However, if West Indian pace legend Andy Roberts' opinion was to be taken into consideration, then the sport in general has gone downhill, and not just the team that he used to represent back in his playing days. At least, as far as levels of aggression in the sport are concerned.
"We don’t have enough pacers in the world. No one’s bowling fast because rules for short-pitched bowling have changed, batsmen are fully protected. The rules of the game are cutting aggression. You cannot even stare hard at the batsmen else they would fine you. They are taking all the aggression out of the game," Roberts was quoted as saying by Hindustan Times.
"Let me ask you, women are playing, is it a female’s game? No. People who make all these rules make them sissy’s game," added the pace legend, who also said that the sport back in his time wasn't for the "chicken-hearted", but for those with a "lion's heart".
Roberts was an integral part of the fearsome West Indian attack of the 1970s and 1980s of which the fellow luminaries such as Michael Holding, Malcolm Marshall and Joel Garner were also part of. The team under the leadership of Clive Lloyd won two World Cups — in 1975 and 1979 — and were known for their intimidating bowling tactics, peppering the batsmen with short deliveries in an age when helmets and other protective gear weren't quite widely in use.
Talking about players from the current generation, Roberts did not sound too impressed about 20-year-old Alzarri Joseph, who was West Indies' find of the tournament in their successful campaign in the 2016 U-19 World Cup and is fast becoming an integral part of the team.
"He is not fast.

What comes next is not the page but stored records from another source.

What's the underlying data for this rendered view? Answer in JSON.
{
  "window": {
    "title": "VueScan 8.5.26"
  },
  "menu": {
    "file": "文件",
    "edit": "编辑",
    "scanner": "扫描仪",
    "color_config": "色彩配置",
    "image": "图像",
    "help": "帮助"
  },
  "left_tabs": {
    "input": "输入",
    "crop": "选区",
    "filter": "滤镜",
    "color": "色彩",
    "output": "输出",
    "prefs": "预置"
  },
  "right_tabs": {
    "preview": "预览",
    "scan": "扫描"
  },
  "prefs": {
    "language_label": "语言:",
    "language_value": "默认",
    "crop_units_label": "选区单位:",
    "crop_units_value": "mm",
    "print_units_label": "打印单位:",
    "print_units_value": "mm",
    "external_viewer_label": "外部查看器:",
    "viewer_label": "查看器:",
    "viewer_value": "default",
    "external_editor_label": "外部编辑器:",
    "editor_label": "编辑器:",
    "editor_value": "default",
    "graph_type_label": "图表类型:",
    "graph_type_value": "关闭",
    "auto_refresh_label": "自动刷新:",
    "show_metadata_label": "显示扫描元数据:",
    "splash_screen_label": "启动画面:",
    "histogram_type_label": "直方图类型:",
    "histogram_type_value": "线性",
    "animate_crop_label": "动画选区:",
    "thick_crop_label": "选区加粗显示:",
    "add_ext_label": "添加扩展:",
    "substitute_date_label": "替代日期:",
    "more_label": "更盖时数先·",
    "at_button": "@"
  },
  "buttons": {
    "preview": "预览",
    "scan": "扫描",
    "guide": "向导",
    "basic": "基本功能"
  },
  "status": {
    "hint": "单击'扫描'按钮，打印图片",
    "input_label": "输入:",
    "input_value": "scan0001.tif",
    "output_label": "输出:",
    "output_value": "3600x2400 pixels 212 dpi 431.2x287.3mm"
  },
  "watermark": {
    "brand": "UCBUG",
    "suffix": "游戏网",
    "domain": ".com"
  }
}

No, he is not fast. He bowls medium pace at 85 and 86 miles. What some of these guys need to do is speak to people, especially those from the past, and learn about their methods of training which made them bowl quick," said Roberts.
West Indies are currently playing India in a five-match ODI series, in which they have lost all games played so far barring a washed-out series opener. They lost all hope of winning the series by losing the third ODI by 93 runs on Friday.